* _Your assignment_: Show every line below where "Display" appears.

(Website and app data records)
*** Block opens ***

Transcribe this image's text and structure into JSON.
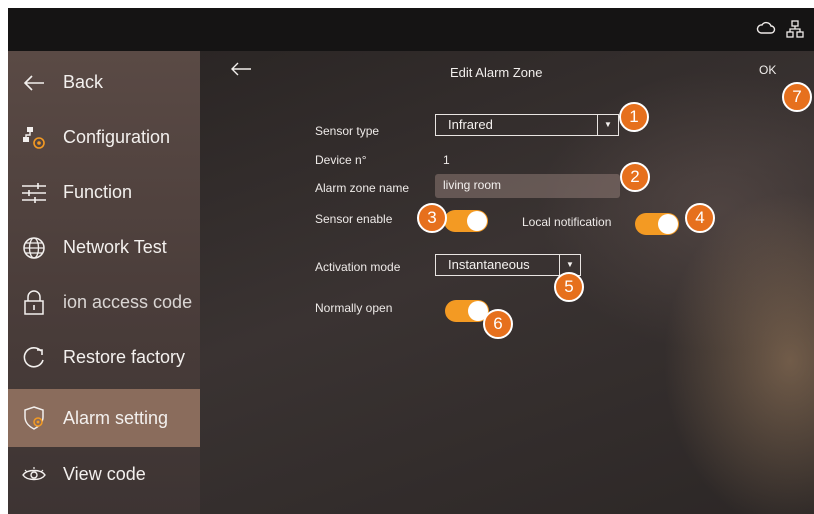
{
  "colors": {
    "accent": "#f39a23",
    "badge": "#e6701d",
    "active_menu": "#8a6c5c"
  },
  "topbar": {
    "icons": [
      "cloud-icon",
      "network-icon"
    ]
  },
  "sidebar": {
    "items": [
      {
        "label": "Back",
        "icon": "back-arrow-icon",
        "active": false
      },
      {
        "label": "Configuration",
        "icon": "configuration-icon",
        "active": false
      },
      {
        "label": "Function",
        "icon": "sliders-icon",
        "active": false
      },
      {
        "label": "Network Test",
        "icon": "globe-icon",
        "active": false
      },
      {
        "label": "ion access code",
        "icon": "lock-icon",
        "active": false
      },
      {
        "label": "Restore factory",
        "icon": "restore-icon",
        "active": false
      },
      {
        "label": "Alarm setting",
        "icon": "alarm-shield-icon",
        "active": true
      },
      {
        "label": "View code",
        "icon": "eye-icon",
        "active": false
      }
    ]
  },
  "header": {
    "title": "Edit Alarm Zone",
    "ok_label": "OK"
  },
  "form": {
    "sensor_type": {
      "label": "Sensor type",
      "value": "Infrared"
    },
    "device_n": {
      "label": "Device n°",
      "value": "1"
    },
    "zone_name": {
      "label": "Alarm zone name",
      "value": "living room"
    },
    "sensor_enable": {
      "label": "Sensor enable",
      "on": true
    },
    "local_notification": {
      "label": "Local notification",
      "on": true
    },
    "activation_mode": {
      "label": "Activation mode",
      "value": "Instantaneous"
    },
    "normally_open": {
      "label": "Normally open",
      "on": true
    }
  },
  "badges": [
    "1",
    "2",
    "3",
    "4",
    "5",
    "6",
    "7"
  ]
}
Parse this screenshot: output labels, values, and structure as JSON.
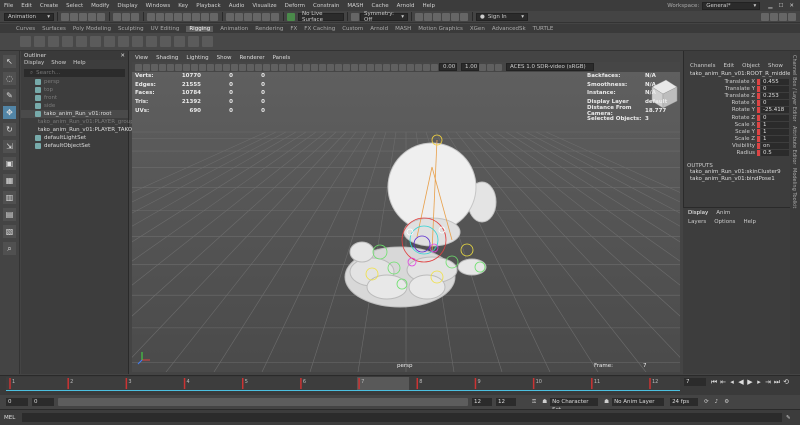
{
  "menu": {
    "items": [
      "File",
      "Edit",
      "Create",
      "Select",
      "Modify",
      "Display",
      "Windows",
      "Key",
      "Playback",
      "Audio",
      "Visualize",
      "Deform",
      "Constrain",
      "MASH",
      "Cache",
      "Arnold",
      "Help"
    ],
    "workspace_label": "Workspace:",
    "workspace_value": "General*"
  },
  "status": {
    "mode": "Animation",
    "live_surface": "No Live Surface",
    "symmetry": "Symmetry: Off",
    "sign_in": "Sign In"
  },
  "shelf_tabs": [
    {
      "label": "Curves",
      "active": false
    },
    {
      "label": "Surfaces",
      "active": false
    },
    {
      "label": "Poly Modeling",
      "active": false
    },
    {
      "label": "Sculpting",
      "active": false
    },
    {
      "label": "UV Editing",
      "active": false
    },
    {
      "label": "Rigging",
      "active": true
    },
    {
      "label": "Animation",
      "active": false
    },
    {
      "label": "Rendering",
      "active": false
    },
    {
      "label": "FX",
      "active": false
    },
    {
      "label": "FX Caching",
      "active": false
    },
    {
      "label": "Custom",
      "active": false
    },
    {
      "label": "Arnold",
      "active": false
    },
    {
      "label": "MASH",
      "active": false
    },
    {
      "label": "Motion Graphics",
      "active": false
    },
    {
      "label": "XGen",
      "active": false
    },
    {
      "label": "AdvancedSk",
      "active": false
    },
    {
      "label": "TURTLE",
      "active": false
    }
  ],
  "tools": [
    "select",
    "lasso",
    "paint",
    "move",
    "rotate",
    "scale",
    "last",
    "layout",
    "layout2",
    "layout3",
    "layout4",
    "zoom"
  ],
  "outliner": {
    "title": "Outliner",
    "menu": [
      "Display",
      "Show",
      "Help"
    ],
    "search_placeholder": "Search...",
    "items": [
      {
        "label": "persp",
        "dim": true,
        "sel": false
      },
      {
        "label": "top",
        "dim": true,
        "sel": false
      },
      {
        "label": "front",
        "dim": true,
        "sel": false
      },
      {
        "label": "side",
        "dim": true,
        "sel": false
      },
      {
        "label": "tako_anim_Run_v01:root",
        "dim": false,
        "sel": true
      },
      {
        "label": "tako_anim_Run_v01:PLAYER_grouper",
        "dim": true,
        "sel": false
      },
      {
        "label": "tako_anim_Run_v01:PLAYER_TAKO",
        "dim": false,
        "sel": false
      },
      {
        "label": "defaultLightSet",
        "dim": false,
        "sel": false
      },
      {
        "label": "defaultObjectSet",
        "dim": false,
        "sel": false
      }
    ]
  },
  "viewport": {
    "menu": [
      "View",
      "Shading",
      "Lighting",
      "Show",
      "Renderer",
      "Panels"
    ],
    "near_value": "0.00",
    "far_value": "1.00",
    "color_space": "ACES 1.0 SDR-video (sRGB)",
    "hud_left": [
      {
        "k": "Verts:",
        "v": "10770",
        "a": "0",
        "b": "0"
      },
      {
        "k": "Edges:",
        "v": "21555",
        "a": "0",
        "b": "0"
      },
      {
        "k": "Faces:",
        "v": "10784",
        "a": "0",
        "b": "0"
      },
      {
        "k": "Tris:",
        "v": "21392",
        "a": "0",
        "b": "0"
      },
      {
        "k": "UVs:",
        "v": "690",
        "a": "0",
        "b": "0"
      }
    ],
    "hud_right": [
      {
        "k": "Backfaces:",
        "v": "N/A"
      },
      {
        "k": "Smoothness:",
        "v": "N/A"
      },
      {
        "k": "Instance:",
        "v": "N/A"
      },
      {
        "k": "Display Layer",
        "v": "default"
      },
      {
        "k": "Distance From Camera:",
        "v": "18.777"
      },
      {
        "k": "Selected Objects:",
        "v": "3"
      }
    ],
    "camera_name": "persp",
    "frame_label": "Frame:",
    "frame_value": "7"
  },
  "channel_box": {
    "menu": [
      "Channels",
      "Edit",
      "Object",
      "Show"
    ],
    "object_name": "tako_anim_Run_v01:ROOT_R_middle",
    "attrs": [
      {
        "k": "Translate X",
        "v": "0.455"
      },
      {
        "k": "Translate Y",
        "v": "0"
      },
      {
        "k": "Translate Z",
        "v": "0.253"
      },
      {
        "k": "Rotate X",
        "v": "0"
      },
      {
        "k": "Rotate Y",
        "v": "-25.418"
      },
      {
        "k": "Rotate Z",
        "v": "0"
      },
      {
        "k": "Scale X",
        "v": "1"
      },
      {
        "k": "Scale Y",
        "v": "1"
      },
      {
        "k": "Scale Z",
        "v": "1"
      },
      {
        "k": "Visibility",
        "v": "on"
      },
      {
        "k": "Radius",
        "v": "0.5"
      }
    ],
    "outputs_label": "OUTPUTS",
    "outputs": [
      "tako_anim_Run_v01:skinCluster9",
      "tako_anim_Run_v01:bindPose1"
    ]
  },
  "layer_editor": {
    "tabs": [
      {
        "label": "Display",
        "active": true
      },
      {
        "label": "Anim",
        "active": false
      }
    ],
    "menu": [
      "Layers",
      "Options",
      "Help"
    ]
  },
  "right_sidebar": [
    "Channel Box / Layer Editor",
    "Attribute Editor",
    "Modeling Toolkit"
  ],
  "timeline": {
    "ticks": [
      "1",
      "2",
      "3",
      "4",
      "5",
      "6",
      "7",
      "8",
      "9",
      "10",
      "11",
      "12"
    ],
    "current_frame_marker": "7",
    "current_frame_field": "7"
  },
  "range": {
    "start_outer": "0",
    "start_inner": "0",
    "end_inner": "12",
    "end_outer": "12",
    "character_set": "No Character Set",
    "anim_layer": "No Anim Layer",
    "fps": "24 fps"
  },
  "cmdline": {
    "label": "MEL"
  },
  "colors": {
    "selection": "#5285a6",
    "timeline": "#4cc0e0",
    "key_red": "#d44444"
  }
}
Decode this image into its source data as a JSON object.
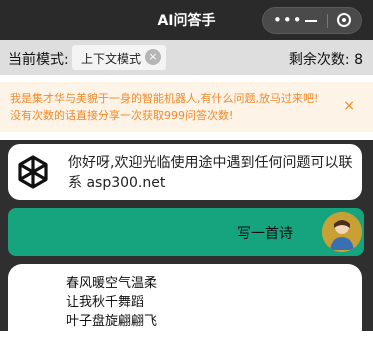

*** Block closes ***

* _Written answer_:
      "Display",
      "Display",
        "k": "Display Layer",
        "label": "Display",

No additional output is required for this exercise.